Middle market insight: Under conditions of negative interest rate policy, middle market firms would likely turn to making prepayments on taxes and utilities to avoid the costs of holding cash.
Under a framework of a negative interest rate policy, the benefits are limited but clear. The risks around the policy, however, are asymmetric and fall under four general categories:
Avoidance and hoarding: The imposition of a tax on holdings of excess cash would likely result in large banks moving to store cash despite the cost of insurance, transportation and storage. Should banks be allowed to pass the cost of taxation along to consumers, then households would likely move to holding cash in safety deposit boxes or personal safes. All of the above will distort financial conditions and household spending.
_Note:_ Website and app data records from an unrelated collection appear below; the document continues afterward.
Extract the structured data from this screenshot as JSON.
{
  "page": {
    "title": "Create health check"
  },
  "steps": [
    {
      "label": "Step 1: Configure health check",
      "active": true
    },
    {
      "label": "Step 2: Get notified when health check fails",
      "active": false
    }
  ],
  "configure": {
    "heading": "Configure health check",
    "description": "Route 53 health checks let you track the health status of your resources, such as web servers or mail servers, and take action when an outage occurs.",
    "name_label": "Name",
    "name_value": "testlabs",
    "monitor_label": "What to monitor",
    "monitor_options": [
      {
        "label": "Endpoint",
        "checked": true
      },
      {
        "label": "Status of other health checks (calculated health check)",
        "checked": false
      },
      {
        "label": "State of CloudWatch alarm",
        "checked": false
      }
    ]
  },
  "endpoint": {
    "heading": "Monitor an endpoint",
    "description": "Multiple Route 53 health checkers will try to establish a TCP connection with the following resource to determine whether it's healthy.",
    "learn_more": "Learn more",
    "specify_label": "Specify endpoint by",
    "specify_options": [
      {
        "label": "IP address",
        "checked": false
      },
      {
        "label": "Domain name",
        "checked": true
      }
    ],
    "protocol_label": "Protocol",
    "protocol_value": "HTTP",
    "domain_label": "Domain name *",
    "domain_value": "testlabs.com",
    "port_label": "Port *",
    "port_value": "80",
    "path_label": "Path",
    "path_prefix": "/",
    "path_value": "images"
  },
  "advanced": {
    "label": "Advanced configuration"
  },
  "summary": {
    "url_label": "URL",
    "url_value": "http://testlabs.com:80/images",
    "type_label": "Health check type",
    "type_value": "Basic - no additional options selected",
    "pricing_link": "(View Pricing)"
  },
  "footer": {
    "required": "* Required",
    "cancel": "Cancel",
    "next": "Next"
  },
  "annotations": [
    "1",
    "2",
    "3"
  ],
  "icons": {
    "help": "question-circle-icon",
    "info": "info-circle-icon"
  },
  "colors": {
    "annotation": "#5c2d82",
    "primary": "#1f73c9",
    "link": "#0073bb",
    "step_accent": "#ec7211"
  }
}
Banking system: If a negative interest rate policy is sustained, a parallel financial system would almost certainly evolve as an option for households seeking to avoid the cost of taxation. This would cause a general deleveraging of the banking system itself. Even if laws are passed to prevent banks from passing on costs to depositors, the deadweight caused by the tax would generally result in losses via declines in the share price of the banks.
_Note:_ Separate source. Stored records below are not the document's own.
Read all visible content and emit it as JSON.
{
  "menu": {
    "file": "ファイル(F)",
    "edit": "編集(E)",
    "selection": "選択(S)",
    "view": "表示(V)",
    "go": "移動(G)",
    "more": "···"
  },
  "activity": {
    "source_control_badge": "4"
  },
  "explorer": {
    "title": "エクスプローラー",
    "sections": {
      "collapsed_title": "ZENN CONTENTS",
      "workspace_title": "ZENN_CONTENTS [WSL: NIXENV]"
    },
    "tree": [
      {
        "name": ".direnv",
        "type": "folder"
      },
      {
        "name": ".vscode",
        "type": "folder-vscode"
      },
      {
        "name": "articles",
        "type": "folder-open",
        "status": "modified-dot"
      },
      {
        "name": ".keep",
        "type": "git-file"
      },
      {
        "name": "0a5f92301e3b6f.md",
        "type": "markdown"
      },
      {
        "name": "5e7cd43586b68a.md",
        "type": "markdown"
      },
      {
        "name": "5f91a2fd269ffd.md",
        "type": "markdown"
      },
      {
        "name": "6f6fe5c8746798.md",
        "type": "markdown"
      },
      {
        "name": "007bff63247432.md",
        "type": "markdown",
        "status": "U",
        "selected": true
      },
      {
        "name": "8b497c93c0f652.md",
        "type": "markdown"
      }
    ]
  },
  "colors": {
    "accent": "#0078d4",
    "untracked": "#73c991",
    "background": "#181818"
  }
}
Policy alignment: One of the indirect policy goals of negative interest rates is an improvement in the competitiveness of domestic exporters. While the notion of currency wars is a popular talking point in the financial press, policy coordination and the development of currency swap agreements to prevent funding problems have ensured that this is not the case. One problem with the advent of negative interest rate policy is that it opens the door for a return to the beggar thy neighbor competitive currency depreciations during the 1930s.
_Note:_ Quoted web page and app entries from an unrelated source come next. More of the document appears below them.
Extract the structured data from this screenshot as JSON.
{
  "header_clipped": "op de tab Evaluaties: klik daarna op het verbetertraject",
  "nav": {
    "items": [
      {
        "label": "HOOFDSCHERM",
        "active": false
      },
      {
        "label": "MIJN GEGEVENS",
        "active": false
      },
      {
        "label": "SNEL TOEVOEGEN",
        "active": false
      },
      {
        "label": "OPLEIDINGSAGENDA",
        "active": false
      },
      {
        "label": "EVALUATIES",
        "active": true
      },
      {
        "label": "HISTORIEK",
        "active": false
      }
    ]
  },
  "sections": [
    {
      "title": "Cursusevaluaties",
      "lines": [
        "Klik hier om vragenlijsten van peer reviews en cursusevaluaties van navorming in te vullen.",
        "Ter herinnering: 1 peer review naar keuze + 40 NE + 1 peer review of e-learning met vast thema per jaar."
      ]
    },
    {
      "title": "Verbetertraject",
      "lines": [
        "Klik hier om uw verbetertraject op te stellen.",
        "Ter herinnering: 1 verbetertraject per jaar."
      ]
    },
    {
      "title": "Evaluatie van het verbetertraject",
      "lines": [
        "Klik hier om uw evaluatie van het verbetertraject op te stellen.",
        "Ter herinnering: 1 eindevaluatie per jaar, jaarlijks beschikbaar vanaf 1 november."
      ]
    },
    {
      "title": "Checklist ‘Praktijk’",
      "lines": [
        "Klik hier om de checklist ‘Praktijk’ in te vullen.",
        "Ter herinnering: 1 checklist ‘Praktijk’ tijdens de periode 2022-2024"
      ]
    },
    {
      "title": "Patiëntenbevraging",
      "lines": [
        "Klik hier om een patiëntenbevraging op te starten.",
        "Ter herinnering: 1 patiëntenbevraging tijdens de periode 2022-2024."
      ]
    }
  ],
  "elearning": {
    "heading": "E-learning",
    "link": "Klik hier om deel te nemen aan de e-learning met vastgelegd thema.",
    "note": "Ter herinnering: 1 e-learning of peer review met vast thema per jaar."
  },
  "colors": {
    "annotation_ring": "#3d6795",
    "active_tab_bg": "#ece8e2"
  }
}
Asset bubbles: Under conditions where central banks have to risk stoking asset class bubbles to improve employment, the adoption of negative interest rates is a rational and reasonable response from the point of view of policymakers. In Sweden, where negative interest rates were adopted in 2014, home prices have increased and about half of all mortgages are of the variable rate variety. More than 90 percent of those loans will reset within five years. If the Swedish central bank raises rates during that time, it would carry with it the risk of piercing the bubbles that are building in the housing and financial system.
Meanwhile, there are stark differences in the construction, depth and breadth of U.S. capital markets, compared with those in Europe and Japan. Foremost among those differences is the important role money market funds play in the absorption of short-term securities issued by private financial actors. If money market funds aren’t allowed to pass along the costs of this policy to their clients, they may be caught in a situation similar to what occurred during the financial crisis when some funds were forced to break the buck.
Given the size of the Fed’s balance sheet, and the $ 2.5 trillion on reserve, a large quantity of reserves would have to be made exempt. For example, assume that the Fed imposed a tax of 2.6 percent on excess reserves, which is the same as the European Central Bank. That would only hit $625 billion of reserves, leaving $1.87 trillion, or about 75 percent of reserves untouched. Given that only a fraction of the reserves subject to taxation would likely be actually lent to creditworthy customers, the risks around the policy in the United States strongly imply that such a policy could result in monumental distortions to both the economy and financial system.